“I wanted to support President Park Geun-hye. But I thought it might be helpful for the president by withdrawing from the nomination at this point,” he said.
“Today, I voluntarily withdraw from the prime minister nomination,” he told reporters at a news conference held at the government complex building.
Moon said in his 14-minute speech that he accepted the nomination because he agreed with Park’s reform drive aimed at uniting the divided nation in the aftermath of the Sewol disaster. But the nominee said he will drop the nomination because keeping it will burden the president and her state management.
Shortly after the announcement, Cheong Wa Dae expressed regret over Moon’s resignation.
“President Park said she feels regretful for (Moon that he) couldn’t make it to the parliamentary confirmation hearing,” presidential spokesman Min Kyung-wook said quoting Park as saying.
“The reason why we have confirmation hearings at the National Assembly is to verify (the nominees) and to represent the people’s decision.
“But from now on, I wish that the nominee could have a chance to give reasons for issues misunderstood so that their families don’t have to suffer from pain and live with dishonour for their entire lives,” the president was quoted by Min.

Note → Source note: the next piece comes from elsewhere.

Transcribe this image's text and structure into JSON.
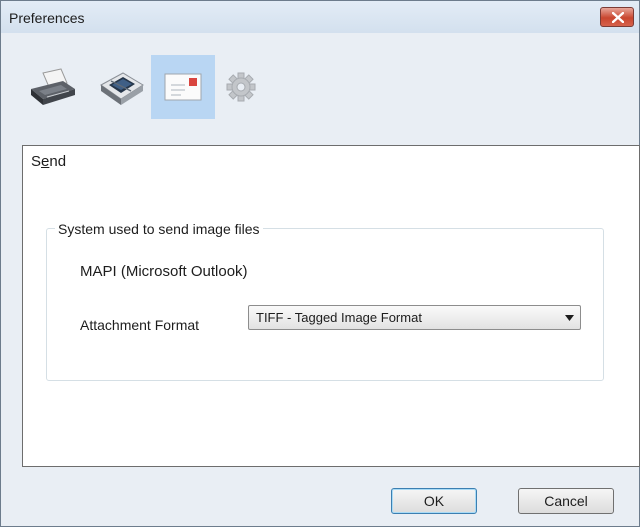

Moon’s withdrawal came two weeks after he was nominated by President Park. Moon, a retired journalist, has been under fire over controversial remarks he made on the 1910-45 Japanese rule of the Korean Peninsula and comfort women. In a speech delivered at a church in 2011, Moon said Japan’s 1910-45 colonial rule of the Korean Peninsula and the division of the country was God’s will.
Despite mounting criticism both from the ruling and opposition parties, Moon had taken a firm stand. Some observers said that Moon was seen as attempting to recover his reputation by undergoing the parliamentary confirmation hearing.
Under mounting political pressure to abandon the former reporter, the president had said she would decide whether to submit the government’s motion to seek parliamentary approval for the PM nominee, after her trip to Central Asian nations. She returned on Saturday but remained mute.
Reports quoting multiple sources say that Cheong Wa Dae may have attempted to convince Moon to voluntarily withdraw his nomination, instead. Park was seen as delaying her decision because she did not want to be seen as admitting that it was her fault to appoint Moon.
The appointment fiasco is widely expected to deal another serious blow to Park despite her efforts to overturn angry public sentiment after the Sewol disaster. Moon was Park’s second nominee for the post. The former star prosecutor Ahn Dae-hee dropped his nomination last month after being struck by spiraling allegations that he received favors from his prosecutorial network.